Although the number of farm banks has declined, along with their share of the agricultural lending market, these lenders still account for one-fifth of the nation's commercial banks and hold sizeable agricultural loan portfolios. These institutions are susceptible not only to swings in farm incomes and farmland values, but increasingly to nonagricultural factors as well. The not-so-distant experience of the early 1980s agricultural crisis stands as a reminder of the need for vigilance, especially during times of agricultural prosperity.
Richard D. Cofer, Jr., Regional Manager Division of Insurance and Research; email@example.com
Jeffrey W. Walser, Regional Economist Division of Insurance and Research; firstname.lastname@example.org
Troy D. Osborne, Senior Financial Analyst Division of Insurance and Research; email@example.com
The authors would like to thank John M. Anderlik, Assistant Director, Regional Operations, Division of Insurance and Research, for his contributions to this article.
1 R. Douglas Hurt, American Agriculture—A Brief History, rev. ed. (West Lafayette, IN: Purdue University Press, 2002), p. 221.
2 Willard Cochrane, The Development of Agriculture—A Historical Perspective (Minneapolis: University of Minnesota Press, 1993), p. 100.
3 John Anderlik and Jeff Walser, "Agricultural Sector Under Stress: The 1980s and Today," FDIC Regional Outlook, third quarter (1999), p. 18.
4 Hurt, p. 221. U.S. farm exports fell by more than half between 1980 and 1986. Anderlik and Walser, p. 22.
5 Anderlik and Walser, p. 21. After increasing 80 percent in inflation-adjusted terms from 1971 to 1981, farmland values rapidly declined to near their pre-1970s level.

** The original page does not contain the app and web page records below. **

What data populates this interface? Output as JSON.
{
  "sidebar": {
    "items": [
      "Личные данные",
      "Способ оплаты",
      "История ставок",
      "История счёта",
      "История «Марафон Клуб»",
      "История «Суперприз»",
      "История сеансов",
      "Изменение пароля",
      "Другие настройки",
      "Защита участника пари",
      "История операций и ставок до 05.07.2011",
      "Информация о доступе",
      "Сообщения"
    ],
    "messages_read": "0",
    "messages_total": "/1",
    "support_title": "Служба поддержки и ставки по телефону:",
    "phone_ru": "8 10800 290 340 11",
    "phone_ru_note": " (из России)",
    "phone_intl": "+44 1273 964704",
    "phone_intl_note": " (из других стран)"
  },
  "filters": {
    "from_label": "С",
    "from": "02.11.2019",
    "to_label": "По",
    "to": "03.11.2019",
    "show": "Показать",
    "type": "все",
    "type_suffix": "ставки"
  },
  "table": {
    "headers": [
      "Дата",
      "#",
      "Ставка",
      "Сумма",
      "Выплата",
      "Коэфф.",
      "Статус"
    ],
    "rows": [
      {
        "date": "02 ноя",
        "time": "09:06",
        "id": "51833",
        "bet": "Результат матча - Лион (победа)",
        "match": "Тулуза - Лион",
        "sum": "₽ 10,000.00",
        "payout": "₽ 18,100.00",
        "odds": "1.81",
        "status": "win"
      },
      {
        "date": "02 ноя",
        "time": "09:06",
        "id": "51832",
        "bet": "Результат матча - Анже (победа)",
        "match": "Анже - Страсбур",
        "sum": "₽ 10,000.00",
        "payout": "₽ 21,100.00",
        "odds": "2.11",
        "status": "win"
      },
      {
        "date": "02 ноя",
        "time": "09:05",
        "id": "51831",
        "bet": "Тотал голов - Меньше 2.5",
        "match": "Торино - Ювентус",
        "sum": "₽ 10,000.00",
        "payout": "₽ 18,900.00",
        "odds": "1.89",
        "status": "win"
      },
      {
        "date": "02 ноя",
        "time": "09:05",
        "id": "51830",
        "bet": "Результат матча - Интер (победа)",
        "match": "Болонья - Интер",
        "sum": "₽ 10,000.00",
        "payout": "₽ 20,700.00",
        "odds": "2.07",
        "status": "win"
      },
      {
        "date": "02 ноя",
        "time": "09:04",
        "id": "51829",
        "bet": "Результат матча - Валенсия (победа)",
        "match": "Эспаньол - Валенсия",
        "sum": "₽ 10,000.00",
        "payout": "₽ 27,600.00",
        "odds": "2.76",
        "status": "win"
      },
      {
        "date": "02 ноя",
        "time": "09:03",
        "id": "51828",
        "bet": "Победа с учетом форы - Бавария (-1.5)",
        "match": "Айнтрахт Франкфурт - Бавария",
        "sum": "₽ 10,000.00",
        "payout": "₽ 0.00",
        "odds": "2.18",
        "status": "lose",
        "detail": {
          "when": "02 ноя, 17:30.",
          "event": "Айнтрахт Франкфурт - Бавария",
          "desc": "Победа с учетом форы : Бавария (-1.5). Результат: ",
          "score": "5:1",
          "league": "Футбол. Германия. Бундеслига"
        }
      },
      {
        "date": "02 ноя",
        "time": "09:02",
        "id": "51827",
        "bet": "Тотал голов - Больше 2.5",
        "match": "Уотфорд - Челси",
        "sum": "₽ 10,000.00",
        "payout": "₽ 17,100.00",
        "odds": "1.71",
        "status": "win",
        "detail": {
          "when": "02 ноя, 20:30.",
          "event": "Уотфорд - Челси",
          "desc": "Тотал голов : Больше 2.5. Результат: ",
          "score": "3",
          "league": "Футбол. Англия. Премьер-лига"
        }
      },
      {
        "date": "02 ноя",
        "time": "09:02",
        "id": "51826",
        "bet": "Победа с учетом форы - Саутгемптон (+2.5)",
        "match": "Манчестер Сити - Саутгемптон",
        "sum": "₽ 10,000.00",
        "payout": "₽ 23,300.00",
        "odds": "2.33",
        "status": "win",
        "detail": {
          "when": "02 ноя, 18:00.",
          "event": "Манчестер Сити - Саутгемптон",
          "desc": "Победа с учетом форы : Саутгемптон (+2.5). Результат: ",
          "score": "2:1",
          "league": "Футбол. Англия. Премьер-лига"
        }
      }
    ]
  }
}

6 Anderlik and Walser, p. 18. There were 297 farm bank failures between 1977 and 1993.
7 All farmland prices discussed in this article have been inflation-adjusted to the equivalent in 2008 dollars.
9 USDA World Agricultural Outlook Board, World Agricultural Demand and Supply Estimates, December 10, 2004, p. 10, and October 10, 2008, p. 10.
10 USDA National Agricultural Statistical Service, Farmland Value and Cash Rents Reports, various.
11 Craig Elwell, Weak Dollar, Strong Dollar: Causes and Consequences, Congressional Research Service Report, June 13, 2005, pp. 13 and 17; Nora Brooks and Ernest Carter, Outlook for U.S. Agricultural Trade, Economic Research Service, USDA, August 28, 2008, p. 2.
12 Jason Henderson, "Will Farmland Values Keep Booming?" Federal Reserve Bank of Kansas City, Economic Review, second quarter (2008), pp. 88 and 92.
15 Chris Blank, "Biofuels Plants Hit Economic Road Block," Associated Press State and Local Wire, October 9, 2008.
16 "U.S. Congress Extends Ethanol Subsidy and Tariff," Chemical News & Intelligence, May 15, 2008; "A Renewed Push for Ethanol, Without the Corn," New York Times, April 17, 2007.
17 For purposes of this article, a farm bank is a commercial bank with a volume of farm loans, including loans secured by farmland, exceeding 25 percent of its total loan portfolio.
18 Richard D. Cofer, Jr., and John Anderlik, "Declining Net Interest Margins and Rising Loan-to-Asset Ratios—A Disturbing Paradox," FDIC Regional Outlook, fourth quarter (2000).
19 FDIC, History of the Eighties—Lessons for the Future (Washington, 1997), p. 281. Researchers examined eight bank performance variables, including loan volume, asset and loan growth, and various earnings measures, and found that a bank's loans-to-assets ratio was the best predictor of failure. When ranked according to their loans-to-assets ratio, the top one-fifth of farm banks was five times more likely to fail than other farm banks.